The focus is now expected to be on the level of the compliance fee and how BIS decides to set it in relation to any ‘penalty cost’ applied to those schemes which do not source sufficient evidence.
The revised WEEE regulations, which have been in effect since January 2014, set out a programme of household WEEE collection targets for producer compliance schemes. The regulations allow for any scheme which fails to meet its collection targets to instead pay a ‘compliance fee’ to match the cost of its members’ recycling obligations.
In October, three proposals for how the compliance fee should be calculated were submitted. BIS is expected to announce this week which will be adopted for the 2014 compliance period.
Schemes will not know how much they will be expected to pay through the fee until after every scheme has turned in its final evidence.
The fee means that schemes who had previously been unable to source enough evidence to meet their obligations will no longer be at risk of prosecution for being in breach of the regulations.
However, some experts within the WEEE sector believe that by announcing that the fee will go ahead in 2014, BIS has affected the ‘market dynamics’ between schemes at the end of the compliance year. The reason given is that, for any schemes which have not sourced enough WEEE evidence by the 31 January, the incentive to purchase it at an inflated price from those schemes with a surplus has been reduced.
January 2014 saw revised regulations came into effect, bringing the requirements of the recast EU WEEE Directive into UK law. The changes also addressed producer concerns that the cost of compliance did not match the true cost of recycling.
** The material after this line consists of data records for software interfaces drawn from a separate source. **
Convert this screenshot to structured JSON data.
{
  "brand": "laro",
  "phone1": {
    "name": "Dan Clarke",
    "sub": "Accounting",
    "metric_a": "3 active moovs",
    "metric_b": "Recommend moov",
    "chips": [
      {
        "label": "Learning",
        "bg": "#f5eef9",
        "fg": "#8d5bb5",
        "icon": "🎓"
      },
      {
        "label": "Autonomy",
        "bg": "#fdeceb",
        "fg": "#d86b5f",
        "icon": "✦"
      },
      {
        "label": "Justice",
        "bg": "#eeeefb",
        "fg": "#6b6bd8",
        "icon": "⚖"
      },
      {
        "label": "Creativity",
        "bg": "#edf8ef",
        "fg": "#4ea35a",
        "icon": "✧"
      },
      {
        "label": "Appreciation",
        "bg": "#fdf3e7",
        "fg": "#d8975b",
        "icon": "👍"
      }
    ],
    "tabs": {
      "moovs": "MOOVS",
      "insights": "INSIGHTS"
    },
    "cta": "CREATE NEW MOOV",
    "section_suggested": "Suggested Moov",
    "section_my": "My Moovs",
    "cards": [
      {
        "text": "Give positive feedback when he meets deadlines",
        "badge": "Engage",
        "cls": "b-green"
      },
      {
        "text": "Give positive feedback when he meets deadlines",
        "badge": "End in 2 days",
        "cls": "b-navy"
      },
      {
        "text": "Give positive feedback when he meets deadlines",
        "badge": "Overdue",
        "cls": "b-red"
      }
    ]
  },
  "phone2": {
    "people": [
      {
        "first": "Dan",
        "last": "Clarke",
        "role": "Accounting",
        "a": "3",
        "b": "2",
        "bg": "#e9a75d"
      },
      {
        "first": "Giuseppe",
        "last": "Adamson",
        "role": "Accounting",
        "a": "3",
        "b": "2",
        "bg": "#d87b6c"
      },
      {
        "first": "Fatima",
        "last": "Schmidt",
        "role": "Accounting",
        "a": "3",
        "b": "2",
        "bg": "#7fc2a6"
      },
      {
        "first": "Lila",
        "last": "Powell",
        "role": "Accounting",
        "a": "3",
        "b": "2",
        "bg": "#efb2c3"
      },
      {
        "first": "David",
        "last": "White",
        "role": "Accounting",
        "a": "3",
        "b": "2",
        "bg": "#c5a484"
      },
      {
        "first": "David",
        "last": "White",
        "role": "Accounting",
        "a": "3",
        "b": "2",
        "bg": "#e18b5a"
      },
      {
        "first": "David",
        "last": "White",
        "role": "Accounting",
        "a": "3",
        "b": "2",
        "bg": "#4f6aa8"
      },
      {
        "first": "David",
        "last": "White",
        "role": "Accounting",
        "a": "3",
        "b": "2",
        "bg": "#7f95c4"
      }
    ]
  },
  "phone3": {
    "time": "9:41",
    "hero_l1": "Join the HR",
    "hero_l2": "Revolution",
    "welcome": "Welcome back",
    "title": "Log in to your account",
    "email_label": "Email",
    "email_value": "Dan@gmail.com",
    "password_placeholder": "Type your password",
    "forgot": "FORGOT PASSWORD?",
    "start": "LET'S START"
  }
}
Proposals on how best to calculate the new compliance fee have been submitted by three online marketplace associations: The Environment Exchange (T2E), the Joint Trades Association (JTA) and a combined submission from Dataserv, DHL, Transform, Valpak and Veolia.
Share this page with others
Want to know more?
Michael Gove has announced plans for a new, independent regulatory body for environmental standards.…
A coalition of NGOs is monitoring the environmental impacts of the UK leaving the EU and has raised the risk to the waste and resource sector.…